As you can see, I still lack the ability to stay on track....but let's face it, homeschooling is awesome because we're able to change subjects on a whim based on our child's curiosity.

So I try to map out three days worth of lessons.  We do Monday, Wednesday and Friday then he'll go to a co-op the other days.  I color code based on what we do that day, and as you can see we often switch lessons around.  Flexibility is key as a homeschooling parent!  Also, my son wanted to do some water experiments on Thursday so I turned that into a science experiment. 

I made sure to document how many hours we did, which is really important.  You need to keep accurate attendance and you need to adhere to your state regulations.  I was worried I wouldn't be able to get 4 hours of instruction time in (my kid can't sit still for 4 hours) but I found that it's actually pretty easy if I work with him and allow him to explore in depth his interests, instead of adhering strictly to what I intended to teach.

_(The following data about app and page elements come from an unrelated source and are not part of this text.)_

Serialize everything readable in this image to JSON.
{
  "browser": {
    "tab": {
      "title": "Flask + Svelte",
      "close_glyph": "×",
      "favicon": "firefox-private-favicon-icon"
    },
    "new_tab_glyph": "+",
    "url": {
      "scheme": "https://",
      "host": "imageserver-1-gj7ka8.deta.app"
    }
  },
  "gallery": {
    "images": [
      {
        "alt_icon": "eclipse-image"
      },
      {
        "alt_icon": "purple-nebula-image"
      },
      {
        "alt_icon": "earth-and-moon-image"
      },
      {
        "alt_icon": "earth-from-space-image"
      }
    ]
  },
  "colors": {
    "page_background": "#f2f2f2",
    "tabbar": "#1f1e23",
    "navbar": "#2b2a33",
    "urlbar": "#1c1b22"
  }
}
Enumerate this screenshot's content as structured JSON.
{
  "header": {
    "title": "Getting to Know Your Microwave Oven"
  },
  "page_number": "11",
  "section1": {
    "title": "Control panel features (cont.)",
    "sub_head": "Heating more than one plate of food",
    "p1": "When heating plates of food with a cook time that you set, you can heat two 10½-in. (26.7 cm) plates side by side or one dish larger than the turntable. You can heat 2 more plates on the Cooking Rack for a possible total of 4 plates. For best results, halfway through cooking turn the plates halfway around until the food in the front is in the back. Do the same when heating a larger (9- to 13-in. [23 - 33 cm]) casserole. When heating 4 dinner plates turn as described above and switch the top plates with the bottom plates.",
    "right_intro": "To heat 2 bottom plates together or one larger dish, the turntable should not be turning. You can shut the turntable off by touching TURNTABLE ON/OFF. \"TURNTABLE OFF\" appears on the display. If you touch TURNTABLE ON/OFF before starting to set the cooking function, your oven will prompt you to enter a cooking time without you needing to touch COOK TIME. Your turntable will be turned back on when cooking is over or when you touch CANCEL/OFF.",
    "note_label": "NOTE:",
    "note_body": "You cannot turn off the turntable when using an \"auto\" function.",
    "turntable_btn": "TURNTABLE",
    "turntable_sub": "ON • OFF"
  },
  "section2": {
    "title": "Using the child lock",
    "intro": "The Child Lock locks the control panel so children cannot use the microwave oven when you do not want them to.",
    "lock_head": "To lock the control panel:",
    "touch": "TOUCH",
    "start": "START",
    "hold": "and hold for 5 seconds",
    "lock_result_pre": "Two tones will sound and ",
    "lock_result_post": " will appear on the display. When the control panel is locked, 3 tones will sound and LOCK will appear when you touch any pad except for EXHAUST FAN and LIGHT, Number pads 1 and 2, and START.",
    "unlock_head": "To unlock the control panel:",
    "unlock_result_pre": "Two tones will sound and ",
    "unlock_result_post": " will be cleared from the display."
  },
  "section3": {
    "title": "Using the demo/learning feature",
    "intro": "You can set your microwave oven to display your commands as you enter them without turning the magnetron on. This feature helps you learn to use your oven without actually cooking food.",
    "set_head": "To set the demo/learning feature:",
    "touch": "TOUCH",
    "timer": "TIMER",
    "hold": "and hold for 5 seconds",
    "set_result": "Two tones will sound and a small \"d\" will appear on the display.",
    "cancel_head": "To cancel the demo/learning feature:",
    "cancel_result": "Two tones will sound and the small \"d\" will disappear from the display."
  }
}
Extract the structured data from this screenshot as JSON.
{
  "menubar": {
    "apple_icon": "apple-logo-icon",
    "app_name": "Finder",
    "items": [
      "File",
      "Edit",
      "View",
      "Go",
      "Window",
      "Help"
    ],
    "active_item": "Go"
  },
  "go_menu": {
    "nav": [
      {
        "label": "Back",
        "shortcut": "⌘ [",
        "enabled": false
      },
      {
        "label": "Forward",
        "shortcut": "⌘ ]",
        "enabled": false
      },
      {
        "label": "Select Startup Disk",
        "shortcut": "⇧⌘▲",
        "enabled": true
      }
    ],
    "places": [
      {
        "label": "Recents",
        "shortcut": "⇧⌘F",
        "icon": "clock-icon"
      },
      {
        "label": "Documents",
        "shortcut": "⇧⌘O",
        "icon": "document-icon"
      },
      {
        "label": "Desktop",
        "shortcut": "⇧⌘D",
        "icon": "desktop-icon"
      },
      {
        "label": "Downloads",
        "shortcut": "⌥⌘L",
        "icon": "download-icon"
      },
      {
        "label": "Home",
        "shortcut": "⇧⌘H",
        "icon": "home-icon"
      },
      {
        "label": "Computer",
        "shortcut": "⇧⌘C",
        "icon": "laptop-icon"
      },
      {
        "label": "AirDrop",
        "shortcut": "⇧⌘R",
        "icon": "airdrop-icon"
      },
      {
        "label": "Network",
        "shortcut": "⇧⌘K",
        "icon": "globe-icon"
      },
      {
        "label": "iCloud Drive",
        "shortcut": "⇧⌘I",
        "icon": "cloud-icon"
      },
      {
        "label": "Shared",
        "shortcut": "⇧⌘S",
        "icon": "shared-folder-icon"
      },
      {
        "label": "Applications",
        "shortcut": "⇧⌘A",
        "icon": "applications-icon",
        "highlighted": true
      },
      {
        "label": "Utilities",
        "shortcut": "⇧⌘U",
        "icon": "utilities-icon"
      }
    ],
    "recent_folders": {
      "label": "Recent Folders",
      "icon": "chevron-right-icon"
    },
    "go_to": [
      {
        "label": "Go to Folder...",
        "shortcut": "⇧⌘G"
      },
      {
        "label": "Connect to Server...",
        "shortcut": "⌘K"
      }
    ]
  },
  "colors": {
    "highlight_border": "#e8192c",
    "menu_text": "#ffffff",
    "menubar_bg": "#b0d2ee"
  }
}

I know this sort of flexibility can be a bit intimidating.  What if he starts asking questions I don't know the answers to?  What if we spend all day doing math and never get to reading?  How will he ever learn his letters?  As far as the latter is concerned, if he goes off on one subject on Monday, I make sure to start with a different subject on Wednesday so he gets both subjects in for the week.  Now for the first question.  Yes, he's asked questions I don't know the answers to, but we just look them up and continue learning.  It's ok to not have all the answers.

How do you keep yourself organized?  I always love to hear tips from fellow homeschool parents!